Your answer must contain each line of the data, copied exactly.

=== Given data ===

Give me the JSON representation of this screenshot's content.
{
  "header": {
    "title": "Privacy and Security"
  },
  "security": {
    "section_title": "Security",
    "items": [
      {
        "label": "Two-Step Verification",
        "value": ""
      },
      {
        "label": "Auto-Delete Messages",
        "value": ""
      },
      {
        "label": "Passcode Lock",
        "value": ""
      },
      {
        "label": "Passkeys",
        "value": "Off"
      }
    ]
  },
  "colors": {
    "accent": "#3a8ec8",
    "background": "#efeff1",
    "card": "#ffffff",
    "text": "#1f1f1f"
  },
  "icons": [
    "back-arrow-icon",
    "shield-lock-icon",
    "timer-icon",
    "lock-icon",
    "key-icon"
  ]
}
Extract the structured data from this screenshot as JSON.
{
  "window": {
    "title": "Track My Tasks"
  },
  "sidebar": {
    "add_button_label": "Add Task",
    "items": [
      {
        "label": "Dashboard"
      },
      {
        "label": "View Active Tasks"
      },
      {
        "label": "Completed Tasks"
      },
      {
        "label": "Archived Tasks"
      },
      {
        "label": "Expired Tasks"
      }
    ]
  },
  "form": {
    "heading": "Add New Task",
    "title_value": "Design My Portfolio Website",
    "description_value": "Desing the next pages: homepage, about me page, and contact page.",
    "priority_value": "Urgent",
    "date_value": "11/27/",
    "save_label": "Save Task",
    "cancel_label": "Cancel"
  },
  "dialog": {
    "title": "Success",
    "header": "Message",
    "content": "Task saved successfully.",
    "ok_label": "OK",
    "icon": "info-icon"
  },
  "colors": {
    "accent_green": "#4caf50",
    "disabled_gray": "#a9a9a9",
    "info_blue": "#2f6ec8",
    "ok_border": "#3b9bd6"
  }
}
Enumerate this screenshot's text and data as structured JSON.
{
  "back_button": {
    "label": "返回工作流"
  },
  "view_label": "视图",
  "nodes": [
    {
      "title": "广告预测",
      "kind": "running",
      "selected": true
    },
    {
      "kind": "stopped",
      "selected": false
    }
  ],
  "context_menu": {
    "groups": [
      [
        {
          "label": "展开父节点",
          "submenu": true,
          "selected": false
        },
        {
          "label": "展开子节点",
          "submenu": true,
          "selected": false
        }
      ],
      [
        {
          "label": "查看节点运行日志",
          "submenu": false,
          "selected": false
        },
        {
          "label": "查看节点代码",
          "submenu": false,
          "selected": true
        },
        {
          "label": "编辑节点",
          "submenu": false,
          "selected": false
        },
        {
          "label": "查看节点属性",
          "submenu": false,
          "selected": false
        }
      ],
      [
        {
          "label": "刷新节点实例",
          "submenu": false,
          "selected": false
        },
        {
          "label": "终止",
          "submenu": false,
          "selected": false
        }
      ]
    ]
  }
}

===

## Response box
Give me the JSON representation of this screenshot's content.
{
  "header": {
    "title": "Privacy and Security"
  },
  "security": {
    "section_title": "Security",
    "items": [
      {
        "label": "Two-Step Verification",
        "value": ""
      },
      {
        "label": "Auto-Delete Messages",
        "value": ""
      },
      {
        "label": "Passcode Lock",
        "value": ""
      },
      {
        "label": "Passkeys",
        "value": "Off"
      }
    ]
  },
  "colors": {
    "accent": "#3a8ec8",
    "background": "#efeff1",
    "card": "#ffffff",
    "text": "#1f1f1f"
  },
  "icons": [
    "back-arrow-icon",
    "shield-lock-icon",
    "timer-icon",
    "lock-icon",
    "key-icon"
  ]
}
Extract the structured data from this screenshot as JSON.
{
  "window": {
    "title": "Track My Tasks"
  },
  "sidebar": {
    "add_button_label": "Add Task",
    "items": [
      {
        "label": "Dashboard"
      },
      {
        "label": "View Active Tasks"
      },
      {
        "label": "Completed Tasks"
      },
      {
        "label": "Archived Tasks"
      },
      {
        "label": "Expired Tasks"
      }
    ]
  },
  "form": {
    "heading": "Add New Task",
    "title_value": "Design My Portfolio Website",
    "description_value": "Desing the next pages: homepage, about me page, and contact page.",
    "priority_value": "Urgent",
    "date_value": "11/27/",
    "save_label": "Save Task",
    "cancel_label": "Cancel"
  },
  "dialog": {
    "title": "Success",
    "header": "Message",
    "content": "Task saved successfully.",
    "ok_label": "OK",
    "icon": "info-icon"
  },
  "colors": {
    "accent_green": "#4caf50",
    "disabled_gray": "#a9a9a9",
    "info_blue": "#2f6ec8",
    "ok_border": "#3b9bd6"
  }
}
Enumerate this screenshot's text and data as structured JSON.
{
  "back_button": {
    "label": "返回工作流"
  },
  "view_label": "视图",
  "nodes": [
    {
      "title": "广告预测",
      "kind": "running",
      "selected": true
    },
    {
      "kind": "stopped",
      "selected": false
    }
  ],
  "context_menu": {
    "groups": [
      [
        {
          "label": "展开父节点",
          "submenu": true,
          "selected": false
        },
        {
          "label": "展开子节点",
          "submenu": true,
          "selected": false
        }
      ],
      [
        {
          "label": "查看节点运行日志",
          "submenu": false,
          "selected": false
        },
        {
          "label": "查看节点代码",
          "submenu": false,
          "selected": true
        },
        {
          "label": "编辑节点",
          "submenu": false,
          "selected": false
        },
        {
          "label": "查看节点属性",
          "submenu": false,
          "selected": false
        }
      ],
      [
        {
          "label": "刷新节点实例",
          "submenu": false,
          "selected": false
        },
        {
          "label": "终止",
          "submenu": false,
          "selected": false
        }
      ]
    ]
  }
}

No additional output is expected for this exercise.